NEW TWO-SPEAKER FORMAT for 2019-2020!
@ 8:30 A.M.
Levi Wood, Ph.D.
George W. Woodruff School of Mechanical Engineering
"Novel Neuroinflammatory Signatures Responsible for Repetitive Mild Traumatic Brain Injury"
Our research focuses on applying systems analysis approaches and engineering tools to identify novel clinical therapeutic targets for complex diseases. It is challenging to develop new treatments for these diseases, such as Alzheimer's disease (AD) and Traumatic Brain Injury (TBI), because they do not have a single genetic cause and they simultaneously present broad physiologic changes. By combining novel engineered in vitro platforms, mouse models, and multivariate computational systems analysis, we will be able to 1) capture a holistic systems-level understanding of complex diseases, and 2) isolate specific mechanisms driving disease. The ultimate goal of our laboratory is to use these tools to identify new mechanisms driving disease onset and progression that will translate to effective therapeutic strategies.

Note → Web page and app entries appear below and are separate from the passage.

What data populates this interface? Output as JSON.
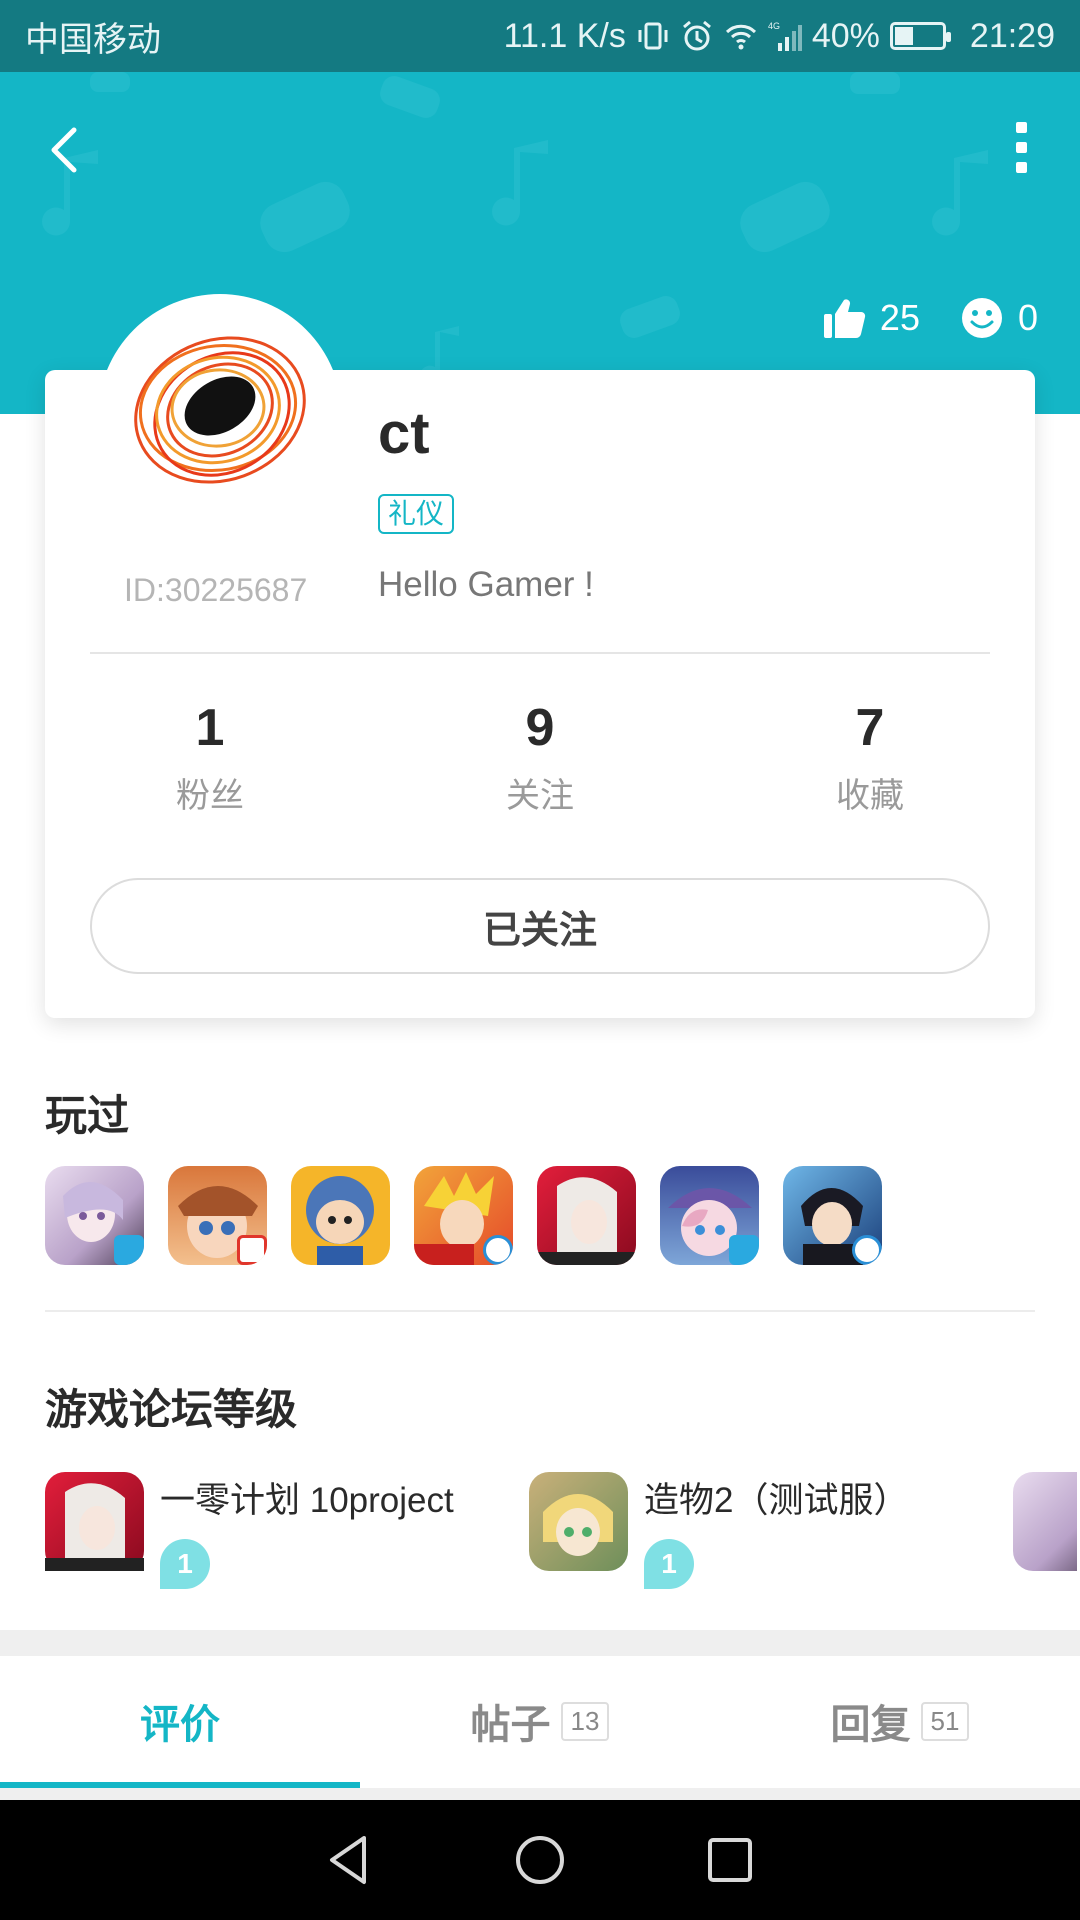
{
  "status_bar": {
    "carrier": "中国移动",
    "speed": "11.1 K/s",
    "network": "4G",
    "battery": "40%",
    "battery_level": 0.4,
    "time": "21:29"
  },
  "header": {
    "likes": "25",
    "smiles": "0",
    "accent_color": "#14b6c6"
  },
  "profile": {
    "username": "ct",
    "badge": "礼仪",
    "user_id": "ID:30225687",
    "bio": "Hello Gamer !"
  },
  "counts": [
    {
      "value": "1",
      "label": "粉丝"
    },
    {
      "value": "9",
      "label": "关注"
    },
    {
      "value": "7",
      "label": "收藏"
    }
  ],
  "follow_button": "已关注",
  "played": {
    "title": "玩过",
    "icons": [
      "game-icon-1",
      "game-icon-2",
      "game-icon-3",
      "game-icon-4",
      "game-icon-5",
      "game-icon-6",
      "game-icon-7"
    ]
  },
  "forum": {
    "title": "游戏论坛等级",
    "items": [
      {
        "name": "一零计划 10project",
        "level": "1"
      },
      {
        "name": "造物2（测试服）",
        "level": "1"
      }
    ]
  },
  "tabs": [
    {
      "label": "评价",
      "count": ""
    },
    {
      "label": "帖子",
      "count": "13"
    },
    {
      "label": "回复",
      "count": "51"
    }
  ]
}
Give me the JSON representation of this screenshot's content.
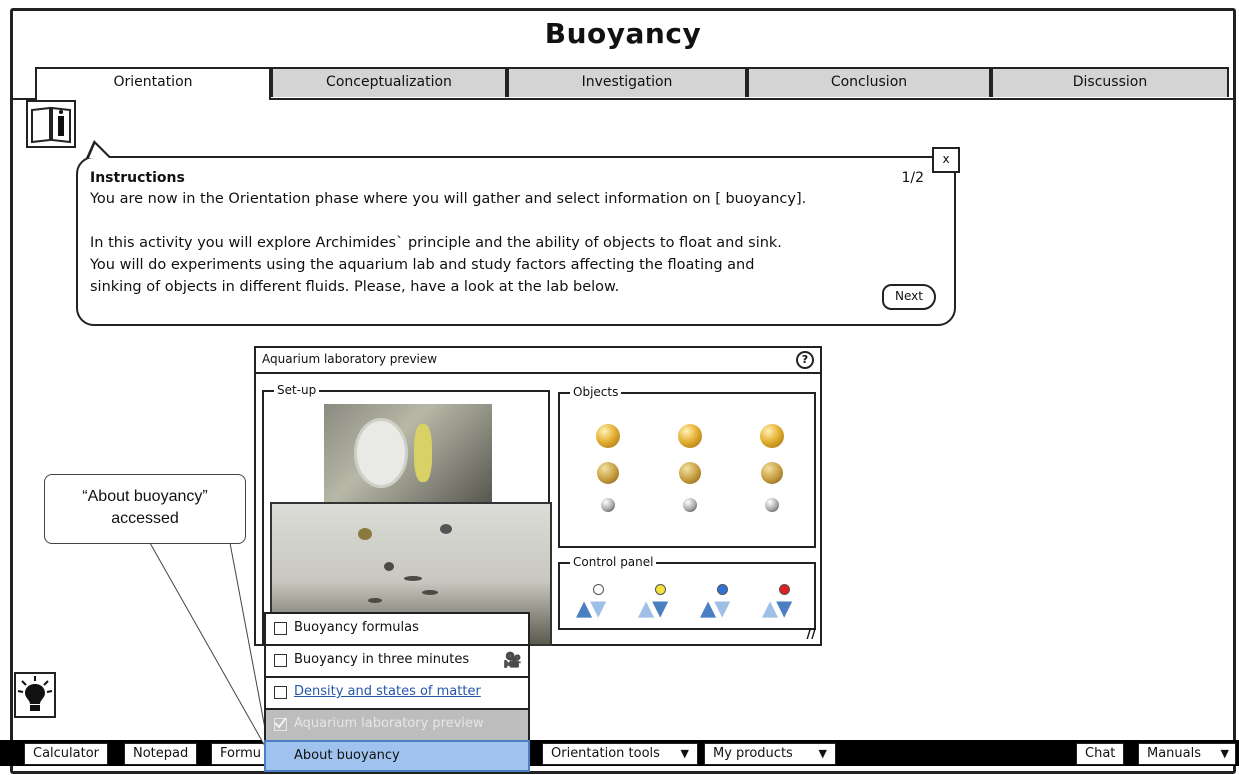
{
  "app": {
    "title": "Buoyancy"
  },
  "tabs": [
    {
      "label": "Orientation",
      "active": true
    },
    {
      "label": "Conceptualization",
      "active": false
    },
    {
      "label": "Investigation",
      "active": false
    },
    {
      "label": "Conclusion",
      "active": false
    },
    {
      "label": "Discussion",
      "active": false
    }
  ],
  "instructions": {
    "heading": "Instructions",
    "page": "1/2",
    "text": "You are now in the Orientation phase where you will gather and select information on [ buoyancy].\n\nIn this activity you will explore Archimides` principle and the ability of objects to float and sink.\nYou will do experiments using the aquarium lab and study factors affecting the floating and\nsinking of objects in different fluids. Please, have a look at the lab below.",
    "close_label": "x",
    "next_label": "Next"
  },
  "lab": {
    "title": "Aquarium laboratory preview",
    "help_label": "?",
    "setup_label": "Set-up",
    "objects_label": "Objects",
    "control_label": "Control panel",
    "resize_label": "//",
    "control_colors": [
      "#ffffff",
      "#f2e23a",
      "#2f73d8",
      "#e02020"
    ]
  },
  "callout": {
    "text": "“About buoyancy”\naccessed"
  },
  "menu": {
    "items": [
      {
        "label": "Buoyancy formulas",
        "state": "normal"
      },
      {
        "label": "Buoyancy in three minutes",
        "state": "normal",
        "icon": "film-camera-icon"
      },
      {
        "label": "Density and states of matter",
        "state": "link"
      },
      {
        "label": "Aquarium laboratory preview",
        "state": "disabled",
        "checked": true
      },
      {
        "label": "About buoyancy",
        "state": "selected"
      }
    ]
  },
  "bottombar": {
    "calculator": "Calculator",
    "notepad": "Notepad",
    "formulas": "Formu",
    "orientation_tools": "Orientation tools",
    "my_products": "My products",
    "chat": "Chat",
    "manuals": "Manuals"
  }
}
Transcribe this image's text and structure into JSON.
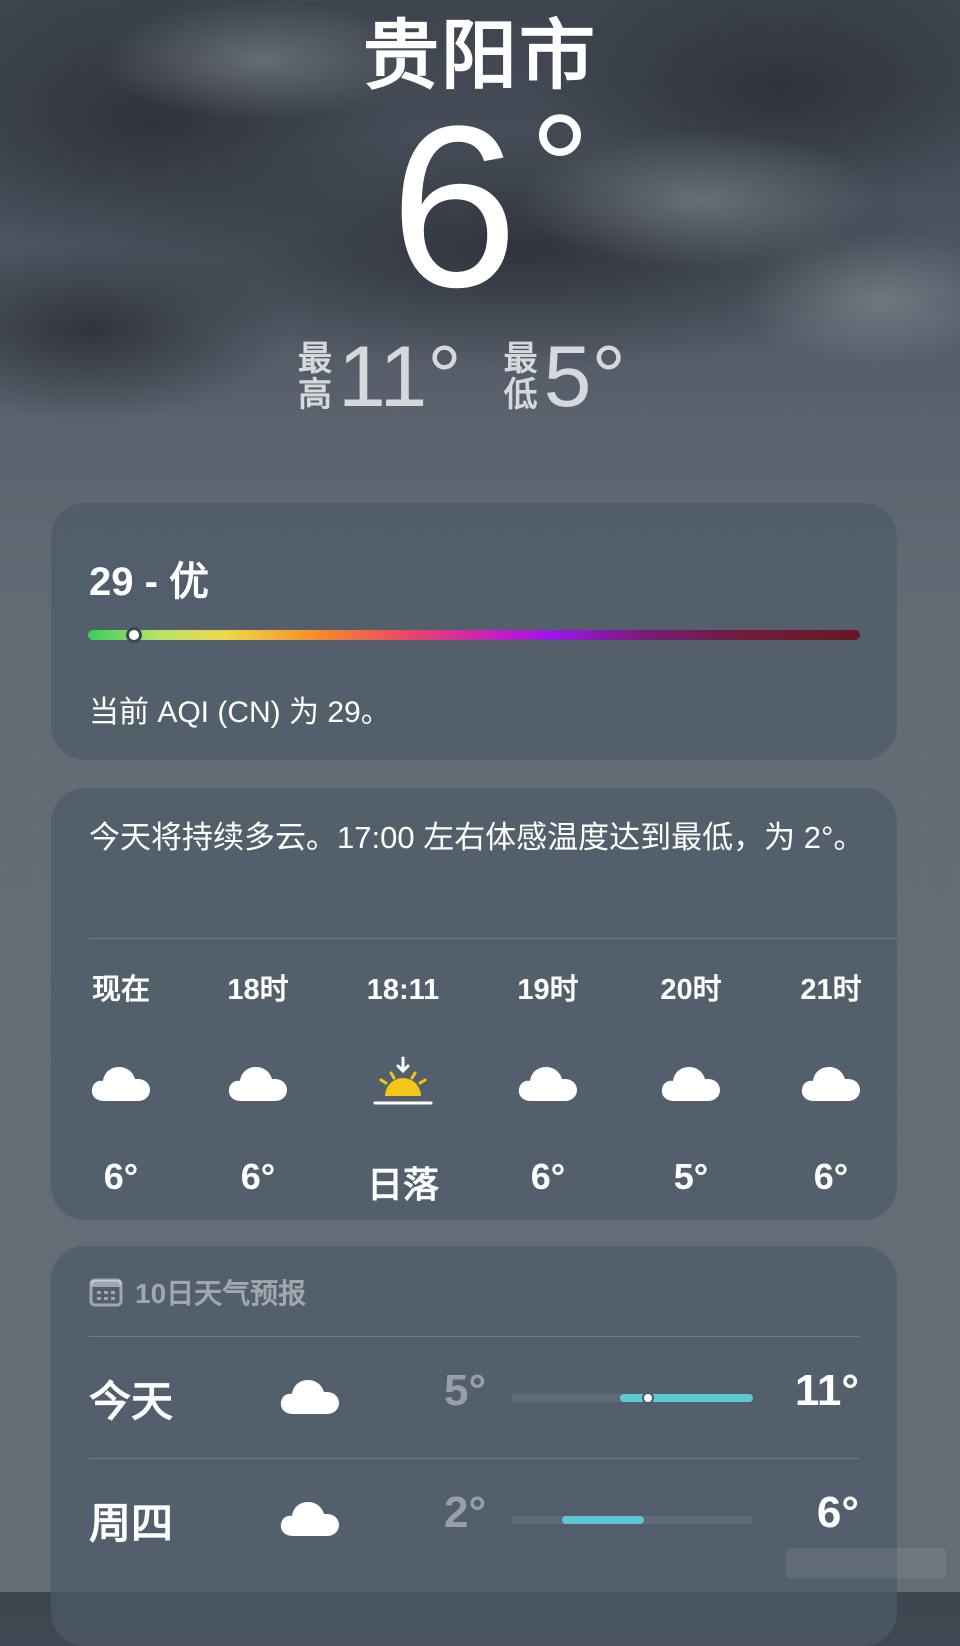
{
  "header": {
    "city": "贵阳市",
    "current_temp": "6",
    "degree_symbol": "°",
    "high_tag_1": "最",
    "high_tag_2": "高",
    "high_value": "11°",
    "low_tag_1": "最",
    "low_tag_2": "低",
    "low_value": "5°"
  },
  "aqi": {
    "headline": "29 - 优",
    "level_fraction": 0.06,
    "description": "当前 AQI (CN) 为 29。"
  },
  "hourly": {
    "summary": "今天将持续多云。17:00 左右体感温度达到最低，为 2°。",
    "items": [
      {
        "label": "现在",
        "icon": "cloud-icon",
        "value": "6°"
      },
      {
        "label": "18时",
        "icon": "cloud-icon",
        "value": "6°"
      },
      {
        "label": "18:11",
        "icon": "sunset-icon",
        "value": "日落"
      },
      {
        "label": "19时",
        "icon": "cloud-icon",
        "value": "6°"
      },
      {
        "label": "20时",
        "icon": "cloud-icon",
        "value": "5°"
      },
      {
        "label": "21时",
        "icon": "cloud-icon",
        "value": "6°"
      }
    ]
  },
  "daily": {
    "title": "10日天气预报",
    "icon": "calendar-icon",
    "rows": [
      {
        "day": "今天",
        "icon": "cloud-icon",
        "low": "5°",
        "high": "11°",
        "range_start": 0.45,
        "range_end": 1.0,
        "current": 0.56
      },
      {
        "day": "周四",
        "icon": "cloud-icon",
        "low": "2°",
        "high": "6°",
        "range_start": 0.21,
        "range_end": 0.55
      }
    ]
  },
  "colors": {
    "card_bg": "#4e5a6a",
    "range_bar": "#5cc8d6",
    "sun": "#f5c518"
  }
}
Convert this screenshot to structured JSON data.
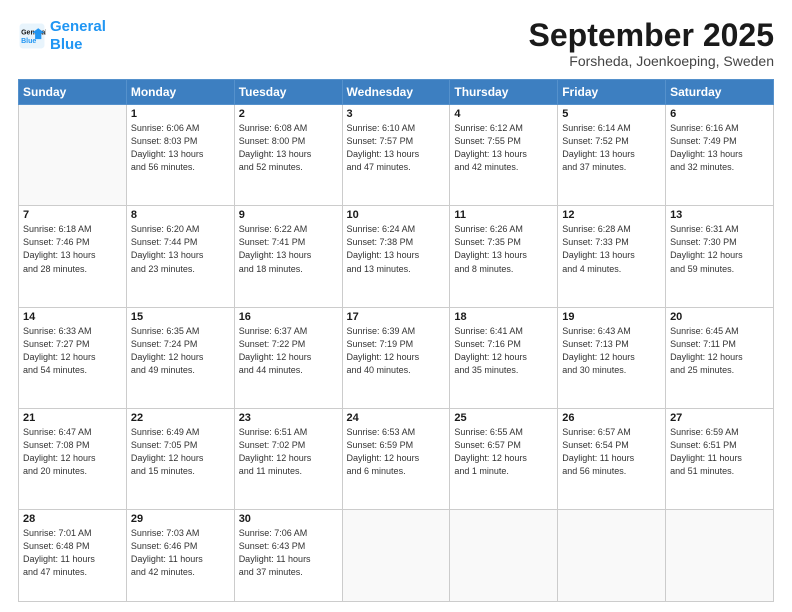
{
  "header": {
    "logo_line1": "General",
    "logo_line2": "Blue",
    "month": "September 2025",
    "location": "Forsheda, Joenkoeping, Sweden"
  },
  "weekdays": [
    "Sunday",
    "Monday",
    "Tuesday",
    "Wednesday",
    "Thursday",
    "Friday",
    "Saturday"
  ],
  "weeks": [
    [
      {
        "day": "",
        "info": ""
      },
      {
        "day": "1",
        "info": "Sunrise: 6:06 AM\nSunset: 8:03 PM\nDaylight: 13 hours\nand 56 minutes."
      },
      {
        "day": "2",
        "info": "Sunrise: 6:08 AM\nSunset: 8:00 PM\nDaylight: 13 hours\nand 52 minutes."
      },
      {
        "day": "3",
        "info": "Sunrise: 6:10 AM\nSunset: 7:57 PM\nDaylight: 13 hours\nand 47 minutes."
      },
      {
        "day": "4",
        "info": "Sunrise: 6:12 AM\nSunset: 7:55 PM\nDaylight: 13 hours\nand 42 minutes."
      },
      {
        "day": "5",
        "info": "Sunrise: 6:14 AM\nSunset: 7:52 PM\nDaylight: 13 hours\nand 37 minutes."
      },
      {
        "day": "6",
        "info": "Sunrise: 6:16 AM\nSunset: 7:49 PM\nDaylight: 13 hours\nand 32 minutes."
      }
    ],
    [
      {
        "day": "7",
        "info": "Sunrise: 6:18 AM\nSunset: 7:46 PM\nDaylight: 13 hours\nand 28 minutes."
      },
      {
        "day": "8",
        "info": "Sunrise: 6:20 AM\nSunset: 7:44 PM\nDaylight: 13 hours\nand 23 minutes."
      },
      {
        "day": "9",
        "info": "Sunrise: 6:22 AM\nSunset: 7:41 PM\nDaylight: 13 hours\nand 18 minutes."
      },
      {
        "day": "10",
        "info": "Sunrise: 6:24 AM\nSunset: 7:38 PM\nDaylight: 13 hours\nand 13 minutes."
      },
      {
        "day": "11",
        "info": "Sunrise: 6:26 AM\nSunset: 7:35 PM\nDaylight: 13 hours\nand 8 minutes."
      },
      {
        "day": "12",
        "info": "Sunrise: 6:28 AM\nSunset: 7:33 PM\nDaylight: 13 hours\nand 4 minutes."
      },
      {
        "day": "13",
        "info": "Sunrise: 6:31 AM\nSunset: 7:30 PM\nDaylight: 12 hours\nand 59 minutes."
      }
    ],
    [
      {
        "day": "14",
        "info": "Sunrise: 6:33 AM\nSunset: 7:27 PM\nDaylight: 12 hours\nand 54 minutes."
      },
      {
        "day": "15",
        "info": "Sunrise: 6:35 AM\nSunset: 7:24 PM\nDaylight: 12 hours\nand 49 minutes."
      },
      {
        "day": "16",
        "info": "Sunrise: 6:37 AM\nSunset: 7:22 PM\nDaylight: 12 hours\nand 44 minutes."
      },
      {
        "day": "17",
        "info": "Sunrise: 6:39 AM\nSunset: 7:19 PM\nDaylight: 12 hours\nand 40 minutes."
      },
      {
        "day": "18",
        "info": "Sunrise: 6:41 AM\nSunset: 7:16 PM\nDaylight: 12 hours\nand 35 minutes."
      },
      {
        "day": "19",
        "info": "Sunrise: 6:43 AM\nSunset: 7:13 PM\nDaylight: 12 hours\nand 30 minutes."
      },
      {
        "day": "20",
        "info": "Sunrise: 6:45 AM\nSunset: 7:11 PM\nDaylight: 12 hours\nand 25 minutes."
      }
    ],
    [
      {
        "day": "21",
        "info": "Sunrise: 6:47 AM\nSunset: 7:08 PM\nDaylight: 12 hours\nand 20 minutes."
      },
      {
        "day": "22",
        "info": "Sunrise: 6:49 AM\nSunset: 7:05 PM\nDaylight: 12 hours\nand 15 minutes."
      },
      {
        "day": "23",
        "info": "Sunrise: 6:51 AM\nSunset: 7:02 PM\nDaylight: 12 hours\nand 11 minutes."
      },
      {
        "day": "24",
        "info": "Sunrise: 6:53 AM\nSunset: 6:59 PM\nDaylight: 12 hours\nand 6 minutes."
      },
      {
        "day": "25",
        "info": "Sunrise: 6:55 AM\nSunset: 6:57 PM\nDaylight: 12 hours\nand 1 minute."
      },
      {
        "day": "26",
        "info": "Sunrise: 6:57 AM\nSunset: 6:54 PM\nDaylight: 11 hours\nand 56 minutes."
      },
      {
        "day": "27",
        "info": "Sunrise: 6:59 AM\nSunset: 6:51 PM\nDaylight: 11 hours\nand 51 minutes."
      }
    ],
    [
      {
        "day": "28",
        "info": "Sunrise: 7:01 AM\nSunset: 6:48 PM\nDaylight: 11 hours\nand 47 minutes."
      },
      {
        "day": "29",
        "info": "Sunrise: 7:03 AM\nSunset: 6:46 PM\nDaylight: 11 hours\nand 42 minutes."
      },
      {
        "day": "30",
        "info": "Sunrise: 7:06 AM\nSunset: 6:43 PM\nDaylight: 11 hours\nand 37 minutes."
      },
      {
        "day": "",
        "info": ""
      },
      {
        "day": "",
        "info": ""
      },
      {
        "day": "",
        "info": ""
      },
      {
        "day": "",
        "info": ""
      }
    ]
  ]
}
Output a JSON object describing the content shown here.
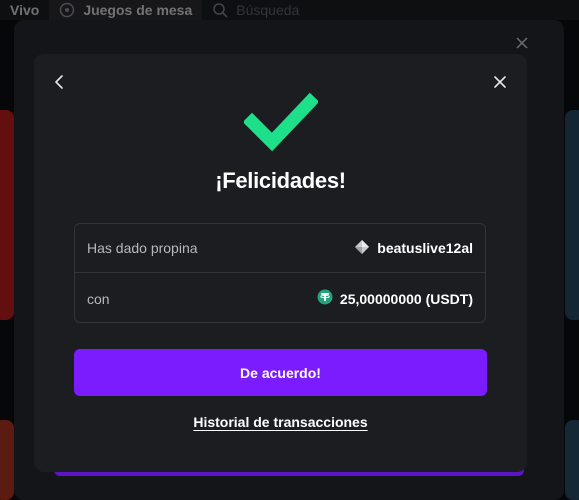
{
  "background": {
    "tabs": [
      {
        "label": "Vivo"
      },
      {
        "label": "Juegos de mesa"
      },
      {
        "label": "Búsqueda"
      }
    ]
  },
  "modal": {
    "title": "¡Felicidades!",
    "tip_row": {
      "label": "Has dado propina",
      "value": "beatuslive12al"
    },
    "amount_row": {
      "label": "con",
      "value": "25,00000000 (USDT)"
    },
    "confirm_button": "De acuerdo!",
    "history_link": "Historial de transacciones"
  },
  "colors": {
    "accent_purple": "#7b1cff",
    "success_green": "#1fe08a",
    "tether_green": "#26a17b"
  },
  "icons": {
    "back": "chevron-left-icon",
    "close": "close-icon",
    "success": "checkmark-icon",
    "user": "diamond-icon",
    "currency": "tether-icon"
  }
}
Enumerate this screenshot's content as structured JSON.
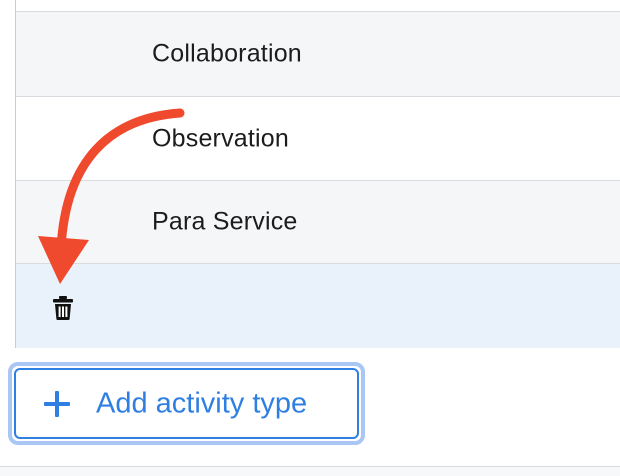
{
  "activity_types": {
    "rows": [
      {
        "label": ""
      },
      {
        "label": "Collaboration"
      },
      {
        "label": "Observation"
      },
      {
        "label": "Para Service"
      },
      {
        "label": ""
      }
    ]
  },
  "new_row": {
    "delete_icon": "trash-icon"
  },
  "annotation": {
    "arrow_color": "#ef4a2d",
    "icon": "curved-arrow"
  },
  "add_button": {
    "label": "Add activity type",
    "icon": "plus-icon",
    "color": "#2f7fe3",
    "focus_ring": "#a9c6f4"
  },
  "colors": {
    "row_alt": "#f5f6f8",
    "row_selected": "#e9f1fb",
    "border": "#c9cdd2"
  }
}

Levi Wood, Ph.D., joined Georgia Tech as an Assistant Professor in August, 2015. Prior to his current appointment, he was a postdoctoral fellow at the Beth Israel Deaconess Medical Center, Massachusetts General Hospital, and Harvard Medical School. There he used systems biology to elucidate novel signaling mechanisms in Alzheimer’s disease and intestinal inflammation. Dr. Wood received his Ph.D. in mechanical engineering at the Massachusetts Institute of Technology, where he developed and used a microfluidic platform to identify dominant mechanisms governing vascular geometry during early vascular growth.
@ 9:00 A.M.
Peter Yunker, Ph.D.
School of Physics
"A New Approach to Antibiotic Susceptibility Testing using Old Optical Techniques"
We research the soft matter physics that underlies squishy materials and living creatures. These disparate systems are united by a focus on nonequilibrium systems. After all, We live in a nonequilibrium world. Everyday, the sun rises, increasing the local temperature, and then sets, decreasing the temperature. Vapor condenses overnight, only to evaporate during the day. Snow melts in the afternoon sun, only to freeze again under the moon. We too are nonequilibrium systems. We consume food, which is broken down to energy and subsequently used or stored. Despite their ubiquity, however, generation of an understanding of nonequilibrium systems represents a major challenge for physicists.
We are investigating the unique and potentially “universal” physics of densely-packed living matter such as bacterial biofilms and multicellular yeast clusters.